- Applying interest and cap, thus doubling the cost of funding for the company
- Applying discount and cap, thus increasing the overall discount per share. This works in favor of the investor but increases the cost of funding significantly
- Applying interest, discount, and cap, leading to the most expensive option of fundraising
Here is a simple example of a convertible bond offering interest and cap. Imagine a company issues a note of $1,000 par value with a 5% coupon and 5 years maturity. The conversion ratio offered is 25. Thus the effective conversion price stands at $40 per share ($1,000/25). Let us assume that the investor holds on to the bond for 3 years drawing a fixed income of $50 each year (5% coupon).
Now there are two scenarios:
- Share price increase – After three years if the share prices increase beyond the conversion price, eg. $60 per share, the investor will choose to convert thus receiving the predetermined 25 shares for a total value of $1,500 (25*$60). In this case, notes are profitable as they provide added income along with the chance to participate in the profits of the underlying stock. However, there is a risk of being callable, and the issuing company can choose to call away the bonds and cap the investor gains.
- Share price decrease – If after three years the share price drops below the conversion price, eg. $30, the investor will move to convert and hold on to the bonds until maturity.
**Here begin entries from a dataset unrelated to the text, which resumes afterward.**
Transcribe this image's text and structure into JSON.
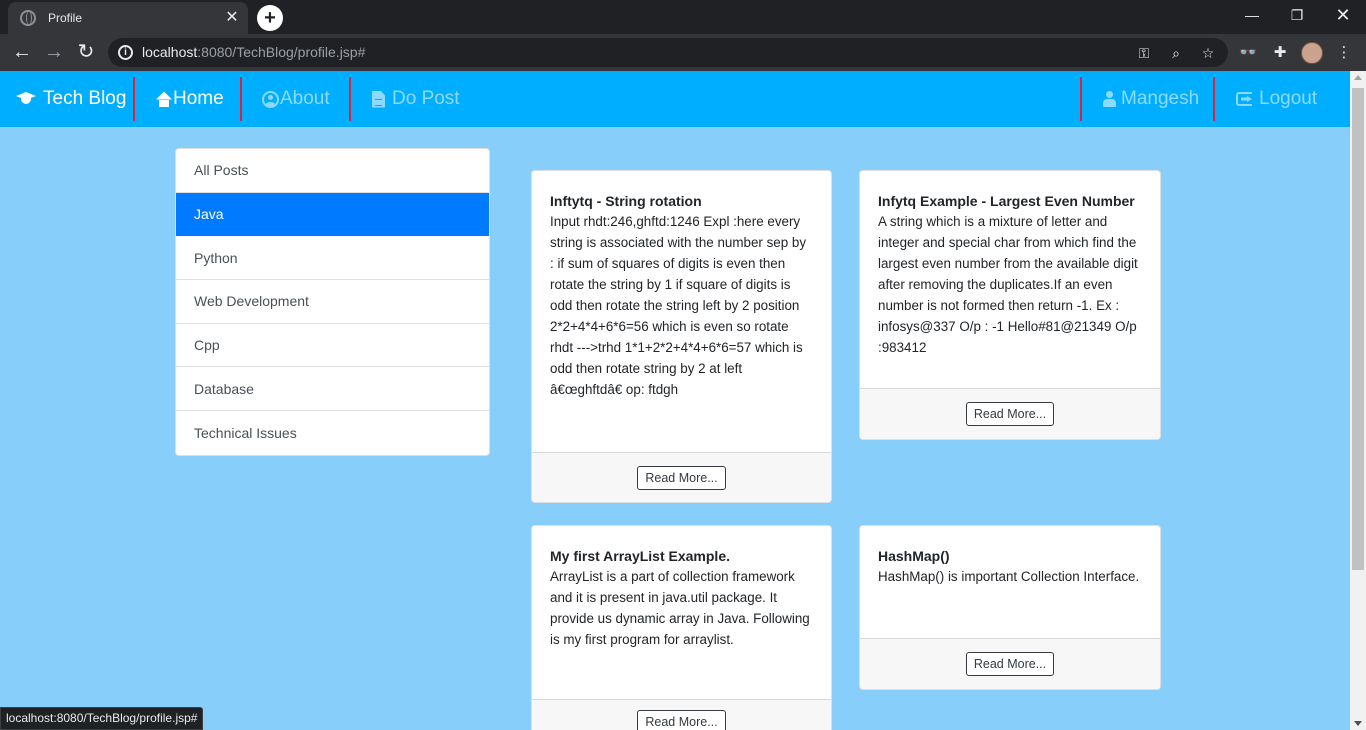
{
  "browser": {
    "tab_title": "Profile",
    "url_host": "localhost",
    "url_rest": ":8080/TechBlog/profile.jsp#",
    "status_url": "localhost:8080/TechBlog/profile.jsp#"
  },
  "navbar": {
    "brand": "Tech Blog",
    "home": "Home",
    "about": "About",
    "do_post": "Do Post",
    "user": "Mangesh",
    "logout": "Logout",
    "background": "#00aeff",
    "separator_color": "#d9253b"
  },
  "categories": [
    {
      "label": "All Posts"
    },
    {
      "label": "Java",
      "active": true
    },
    {
      "label": "Python"
    },
    {
      "label": "Web Development"
    },
    {
      "label": "Cpp"
    },
    {
      "label": "Database"
    },
    {
      "label": "Technical Issues"
    }
  ],
  "posts": [
    {
      "title": "Inftytq - String rotation",
      "content": "Input rhdt:246,ghftd:1246 Expl :here every string is associated with the number sep by : if sum of squares of digits is even then rotate the string by 1 if square of digits is odd then rotate the string left by 2 position 2*2+4*4+6*6=56 which is even so rotate rhdt --->trhd 1*1+2*2+4*4+6*6=57 which is odd then rotate string by 2 at left â€œghftdâ€ op: ftdgh",
      "button": "Read More..."
    },
    {
      "title": "Infytq Example - Largest Even Number",
      "content": "A string which is a mixture of letter and integer and special char from which find the largest even number from the available digit after removing the duplicates.If an even number is not formed then return -1. Ex : infosys@337 O/p : -1 Hello#81@21349 O/p :983412",
      "button": "Read More..."
    },
    {
      "title": "My first ArrayList Example.",
      "content": "ArrayList is a part of collection framework and it is present in java.util package. It provide us dynamic array in Java. Following is my first program for arraylist.",
      "button": "Read More..."
    },
    {
      "title": "HashMap()",
      "content": "HashMap() is important Collection Interface.",
      "button": "Read More..."
    }
  ],
  "colors": {
    "page_background": "#87cefa",
    "active_category": "#007bff"
  }
}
Interest will pay $150 over the years and they will get back $900 as well.
Here is how the scenario would look like:
|Conversion Ratio||25 shares|
|Price per share||$40|
|Share Price Increases to||$60|
|Total Value||$1,500 + interest ($150)|
|Share Price Decreases to||$30|
|Total Value||$750 + interest ($150)|
Now imagine handling multiple investors with varying bond terms. It could be quite a task! But there are ways to automate and streamline this process. Eqvista is one of the leading providers of this service. Let us take a look at how simple issuing and managing convertible notes could be.
Converting notes on Eqvista (Round Modeling analysis)
Round modeling is a tool that helps investors and the company management to view dilution along with the introduction of new investments with their convertible bonds. To grow a company, it is important to understand the workings of this feature that will in turn help to make crucial decisions about the financial future of the company.
Eqvista’s round modeling tool has the following unique and advanced features that are not easily available in other services:
- Immediate reactivity to data input
- Allows multiple inputs for date of investment, investment amount, and pre-money & post-money valuation
- Availability of basic and advanced version of new investments
- Pre-money and post-money convertible basis
- Preferred shares have options to include conversion rate
- Convertible notes have convertible note interest options
- New investments supported by graph charts & key figures.
Most other platforms display only the basic features, but these features make Eqvista round modeling a leading financial tool for startup founders and investors. They can test different scenarios with multiple functionalities. You can learn more about the Eqvista round modeling tool and how to use it on this platform.
How can Eqvista help you?
Eqvista is designed for the new age entrepreneur. It is a one-stop destination for issuing, managing, and tracking company shares. Founders need not burden their already busy schedules with cumbersome paperwork or myriad financial consultations. Eqvista provides an answer to most of your company’s equity operations. You are just a step away. Register with us today!